Business Benefits of the Living Wage

Business Benefits of the Living Wage

Cardiff Business School welcomed a diverse panel of speakers including a partner from a Cardiff-based commercial law firm, a Labour Councillor, a Professor of Employment Relations and the University’s Chief Operating Officer in the latest of its Executive Education Breakfast Briefing series.

The briefing, held during Living Wage Week, examined why employers choose to pay the Living Wage and the benefits, for both businesses and their employees, resulting from accreditation.

Following an introduction by Edmund Heery, Professor of Employment Relations at Cardiff Business School, the attendees heard an outline of the findings of his research conducted alongside colleagues Dr Deborah Hann and Dr David Nash.

Their report, The Living Wage Employer Experience, found employer commitment to the voluntary Living Wage is strong, and the experience of most accredited employers has been positive.

Professor Heery said: “The Living Wage is important because we have a terrible problem of low pay in the UK and particularly here in Wales, which is the lowest paying region in the UK…”
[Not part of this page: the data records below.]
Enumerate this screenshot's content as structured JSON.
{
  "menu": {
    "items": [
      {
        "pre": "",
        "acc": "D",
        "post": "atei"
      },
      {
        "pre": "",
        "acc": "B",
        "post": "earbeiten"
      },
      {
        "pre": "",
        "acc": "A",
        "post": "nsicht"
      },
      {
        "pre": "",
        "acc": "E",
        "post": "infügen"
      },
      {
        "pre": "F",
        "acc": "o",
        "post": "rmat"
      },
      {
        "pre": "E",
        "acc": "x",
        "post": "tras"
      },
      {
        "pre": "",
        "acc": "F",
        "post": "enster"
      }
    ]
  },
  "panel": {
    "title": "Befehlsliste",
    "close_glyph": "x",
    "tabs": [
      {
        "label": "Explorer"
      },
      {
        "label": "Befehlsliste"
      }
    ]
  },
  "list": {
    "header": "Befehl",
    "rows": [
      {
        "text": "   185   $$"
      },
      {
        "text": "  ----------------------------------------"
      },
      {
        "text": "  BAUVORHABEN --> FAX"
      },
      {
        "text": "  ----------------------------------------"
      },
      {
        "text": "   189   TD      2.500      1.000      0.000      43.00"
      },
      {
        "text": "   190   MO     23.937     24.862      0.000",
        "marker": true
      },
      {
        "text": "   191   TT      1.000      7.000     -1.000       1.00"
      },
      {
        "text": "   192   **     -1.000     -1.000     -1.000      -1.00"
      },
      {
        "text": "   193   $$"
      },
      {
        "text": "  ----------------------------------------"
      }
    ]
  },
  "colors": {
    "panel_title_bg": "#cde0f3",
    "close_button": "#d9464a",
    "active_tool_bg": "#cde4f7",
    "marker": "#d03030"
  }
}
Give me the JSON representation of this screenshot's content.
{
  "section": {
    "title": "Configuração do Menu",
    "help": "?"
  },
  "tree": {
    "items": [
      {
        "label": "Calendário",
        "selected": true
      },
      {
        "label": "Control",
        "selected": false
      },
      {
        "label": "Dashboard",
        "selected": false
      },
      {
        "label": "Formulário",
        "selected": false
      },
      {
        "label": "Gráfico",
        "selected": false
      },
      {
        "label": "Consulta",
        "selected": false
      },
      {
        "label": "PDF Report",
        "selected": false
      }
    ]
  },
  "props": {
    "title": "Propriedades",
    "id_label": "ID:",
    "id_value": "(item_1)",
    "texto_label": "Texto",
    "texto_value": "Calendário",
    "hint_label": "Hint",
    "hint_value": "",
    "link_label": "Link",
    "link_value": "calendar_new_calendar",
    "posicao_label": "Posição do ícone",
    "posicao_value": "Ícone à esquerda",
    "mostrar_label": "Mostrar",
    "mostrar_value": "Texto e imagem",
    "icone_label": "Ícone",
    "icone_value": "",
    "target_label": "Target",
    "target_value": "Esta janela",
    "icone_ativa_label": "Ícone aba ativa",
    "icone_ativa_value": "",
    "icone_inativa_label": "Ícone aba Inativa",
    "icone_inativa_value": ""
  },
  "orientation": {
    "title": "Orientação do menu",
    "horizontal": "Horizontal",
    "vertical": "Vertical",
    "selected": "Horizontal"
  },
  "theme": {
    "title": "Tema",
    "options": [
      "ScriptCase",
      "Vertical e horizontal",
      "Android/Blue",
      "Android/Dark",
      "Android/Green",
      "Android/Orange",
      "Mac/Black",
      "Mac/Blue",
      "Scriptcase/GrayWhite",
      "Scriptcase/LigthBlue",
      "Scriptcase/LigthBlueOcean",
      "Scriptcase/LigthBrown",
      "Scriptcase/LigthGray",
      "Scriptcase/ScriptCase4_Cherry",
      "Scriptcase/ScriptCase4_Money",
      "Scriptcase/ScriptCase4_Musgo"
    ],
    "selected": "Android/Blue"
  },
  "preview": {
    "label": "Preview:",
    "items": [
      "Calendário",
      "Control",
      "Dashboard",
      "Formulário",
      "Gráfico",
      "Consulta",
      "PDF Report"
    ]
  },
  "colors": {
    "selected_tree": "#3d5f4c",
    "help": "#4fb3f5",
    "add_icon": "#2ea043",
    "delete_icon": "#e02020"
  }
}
Next, Chris Weaver, Labour Councillor for Cathays, and Cardiff Council Cabinet Member for Finance, gave an overview of Cardiff City Council’s experience of Living Wage accreditation, gained in 2015.

He also shared a promotional film with attendees showcasing the work of the Council’s Commissioning and Procurement Team championing the Living Wage above and beyond accreditation.

Mr Weaver said: “The Living Wage has helped over 2,500 of our staff. It shows we value our workforce. It matters for social justice in the city and we’d encourage everyone to become a real living wage employer.”

“Doing the right thing”

The audience also heard from Damian Phillips, a partner at Darwin Gray LLP, who spoke of the pride of working for a Living Wage accredited employer.

This year, Darwin Gray LLP became Wales’ first Law firm to obtain Living Wage accreditation.

Mr Phillips said: “Being an accredited Living Wage Employer is important because we feel it’s about doing the right thing for our staff, for our contracted staff and for society as a whole.”

Cardiff University’s Chief Operating Officer, Jayne Sadgrove, closed proceedings.

As well as endorsing Cardiff Council and Darwin Gray LLP’s experiences of Living Wage accreditation, Ms Sadgrove looked forward to consider the steps that can be taken to make Wales a Living Wage Economy in her new role as Chair of the Wales Living Wage Leadership Group.

The session was followed by an engaging panel discussion which considered how Wales might increase its number of Living Wage accredited employers from 117.Miss the briefing? Catch up now.

Register now for the next Executive Education Breakfast Briefing – Everyone deserves a chance to work – on 12 December 2017.